[Aim of the task] Go through the data below line by line. Give only the number of lines that contain "JSON".

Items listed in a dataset

Segment Open

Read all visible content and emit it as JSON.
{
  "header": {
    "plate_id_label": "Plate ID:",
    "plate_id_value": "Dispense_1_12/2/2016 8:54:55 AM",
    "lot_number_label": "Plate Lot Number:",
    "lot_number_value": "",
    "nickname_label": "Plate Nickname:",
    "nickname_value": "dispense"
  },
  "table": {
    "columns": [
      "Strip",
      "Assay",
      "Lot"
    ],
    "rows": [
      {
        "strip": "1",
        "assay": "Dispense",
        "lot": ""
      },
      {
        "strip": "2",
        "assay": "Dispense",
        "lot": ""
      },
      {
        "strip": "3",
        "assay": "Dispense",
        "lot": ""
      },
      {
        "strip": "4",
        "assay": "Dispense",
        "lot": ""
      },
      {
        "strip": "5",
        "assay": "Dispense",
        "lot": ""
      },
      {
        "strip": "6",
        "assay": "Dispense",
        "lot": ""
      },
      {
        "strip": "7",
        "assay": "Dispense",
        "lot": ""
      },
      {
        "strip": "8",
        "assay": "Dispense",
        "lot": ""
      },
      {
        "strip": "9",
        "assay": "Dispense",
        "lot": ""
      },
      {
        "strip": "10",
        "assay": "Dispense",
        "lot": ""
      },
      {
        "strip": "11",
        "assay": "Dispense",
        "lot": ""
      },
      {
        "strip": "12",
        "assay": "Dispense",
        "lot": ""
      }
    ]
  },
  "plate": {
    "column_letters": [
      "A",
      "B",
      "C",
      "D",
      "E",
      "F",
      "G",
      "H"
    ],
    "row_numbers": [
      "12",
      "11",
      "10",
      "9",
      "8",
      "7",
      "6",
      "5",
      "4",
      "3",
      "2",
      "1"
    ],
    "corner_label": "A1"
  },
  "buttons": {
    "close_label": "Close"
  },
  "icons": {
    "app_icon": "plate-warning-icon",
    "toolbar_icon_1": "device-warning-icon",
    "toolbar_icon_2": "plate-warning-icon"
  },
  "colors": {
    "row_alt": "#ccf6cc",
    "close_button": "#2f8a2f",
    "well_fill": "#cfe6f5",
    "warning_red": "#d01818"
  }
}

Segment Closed
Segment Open

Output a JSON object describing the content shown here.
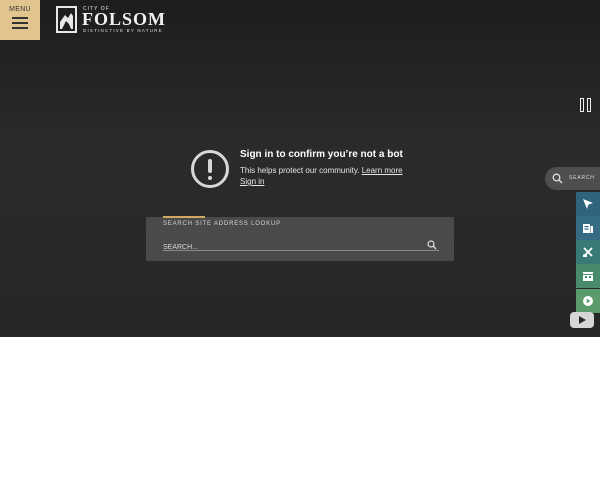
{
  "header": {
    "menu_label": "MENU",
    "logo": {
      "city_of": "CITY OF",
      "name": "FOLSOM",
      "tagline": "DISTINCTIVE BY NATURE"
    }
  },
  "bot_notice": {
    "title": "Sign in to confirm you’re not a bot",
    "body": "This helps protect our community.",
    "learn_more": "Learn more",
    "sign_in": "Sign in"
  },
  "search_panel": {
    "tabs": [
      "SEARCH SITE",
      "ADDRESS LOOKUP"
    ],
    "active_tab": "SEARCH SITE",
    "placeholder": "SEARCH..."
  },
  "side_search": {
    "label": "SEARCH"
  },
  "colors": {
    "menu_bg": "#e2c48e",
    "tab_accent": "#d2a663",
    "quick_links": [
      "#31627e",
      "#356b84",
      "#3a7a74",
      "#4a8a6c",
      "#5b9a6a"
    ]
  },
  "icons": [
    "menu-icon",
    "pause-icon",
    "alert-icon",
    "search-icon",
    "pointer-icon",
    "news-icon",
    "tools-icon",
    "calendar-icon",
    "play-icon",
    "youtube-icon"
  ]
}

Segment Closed

[Exercise solution] 2